Q. We grew up together in a small suburb outside of Southampton. You now spend most of your time in LA? How is that going?
A. Pretty good. The main reason for being here for me isn’t to try and be a celebrity or any of that shit, it’s just a great place creatively. There are amazing studios on every corner, talented people to work with all over, plus a lot of my management team are based here, so it’s just easier to be on the same time zone. Plus I do a lot of shows here, as dance music has really exploded in the US. Before I moved here some months I was travelling to the US and back three weeks out of four and it was killing me.
I really love the history here though, we live off the Sunset Strip and it’s just everywhere. The tattoo shop next to our house did Sid Vicious back in the day.
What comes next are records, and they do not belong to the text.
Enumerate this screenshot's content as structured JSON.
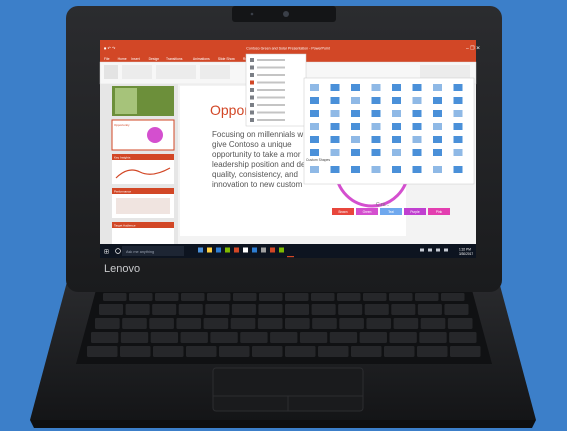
{
  "colors": {
    "background": "#3c7fc9",
    "laptop_body": "#1e1f21",
    "ppt_accent": "#d24726",
    "taskbar": "#0d1420"
  },
  "laptop": {
    "brand": "Lenovo"
  },
  "powerpoint": {
    "window_title": "Contoso Green and Solar Presentation - PowerPoint",
    "ribbon_tabs": [
      "File",
      "Home",
      "Insert",
      "Design",
      "Transitions",
      "Animations",
      "Slide Show",
      "Review",
      "View"
    ],
    "slide_title": "Oppor",
    "slide_body_lines": [
      "Focusing on millennials w",
      "give Contoso a unique",
      "opportunity to take a mor",
      "leadership position and de",
      "quality, consistency, and",
      "innovation to new custom"
    ],
    "thumb_labels": [
      "Opportunity",
      "Key Insights",
      "Performance",
      "Target Audience"
    ],
    "dropdown_section": "Custom Shapes",
    "pie_label": "C.rs...",
    "color_chips": [
      {
        "label": "Brown",
        "color": "#e8463c"
      },
      {
        "label": "Green",
        "color": "#d44fcf"
      },
      {
        "label": "Teal",
        "color": "#6fa8ee"
      },
      {
        "label": "Purple",
        "color": "#c03fd0"
      },
      {
        "label": "Pink",
        "color": "#e33eb0"
      }
    ]
  },
  "taskbar": {
    "search_placeholder": "Ask me anything",
    "time": "1:32 PM",
    "date": "3/30/2017"
  }
}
The venue over the road (Whisky a Go Go) used to have the Doors as their house band. I rented a room at Henson Recordings to finish the album and it turned out Daft Punk had been in it for the last two years: they produced Random Access Memories there. It’s pretty fucking humbling at times to be in the middle of it all.
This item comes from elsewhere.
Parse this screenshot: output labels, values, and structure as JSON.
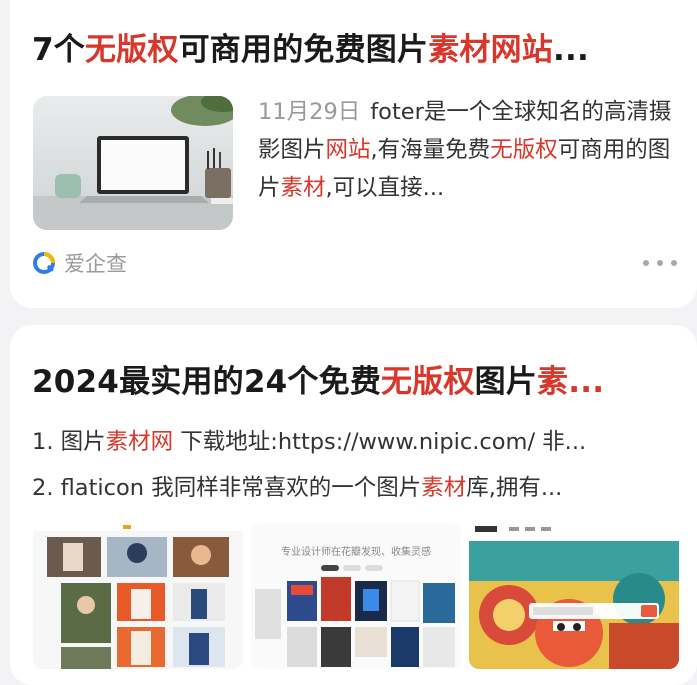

Q. You’re constantly touring, playing a new gig every night it seems. Do you ever see a time when you may slow down, or are you having too much fun? The final track, the beautiful “Long Way Home” could be taken as a hint at that maybe?
A. I’ll never stop writing music as long as I live, but at some point I’d like to slow down on the touring front. I mean, I love this lifestyle, but I travel way too much: about 200 flights a year, I’ve been to nearly 100 countries, and whilst it’s amazing, it’s also brutal, and you miss a lot of stuff. I’ve missed friend’s weddings, birthdays, funerals, christenings, and been a pretty crap friend at times. You make some big sacrifices in your personal life. I guess when I’m done with touring I’d like to try and move into writing music for films, or be in a band that only plays major festivals, something like that. But it won’t be any time soon because I still feel like I’ve got a lot to give to the world of electronic music. I”m 33 now, so maybe when 40 is approaching it’ll be time to re-evaluate.
Q. As we know, Podcasts are huge now, you were literally one of the early innovators I think? I certainly recall you having a podcast before I even knew what they were. True?
A. Ha, yeah, I started mine in 2006 so I definitely was an early adopter but I was lucky too. For me, it was just about doing something different. I wanted to start a radio show, but Armin already had his very well known A State of Trance show and I didn’t want to start an identikit show that didn’t do anything different. It would just have ended up a poor man’s version, you know?
Anyway I’d heard a bit about podcasting, and loved the fact they automatically downloaded to your computer, so you didn’t have to be listening at a certain time. I mean, I’m disorganised and I always missed my favourite shows, so it had a lot of personal appeal. I also deliberately made it just an hour long, a length of time I knew I could fill with good music without ever needing to scrape the barrel (as most shows are two hours), and I also decided to include a much wider range of music that I play in my DJ sets. 5 years or so back we went from fortnightly to weekly, but everything else is basically the same, 8 years and 290 episodes later!
Q. This being a movie AND music site, what movie(s) would you say are your all time fave(s)?
A. Five of mine would be (in no order)
In The Name Of The Father
It’s A Wonderful Life
Lost in Translation
Lock Stock and Two Smoking Barrels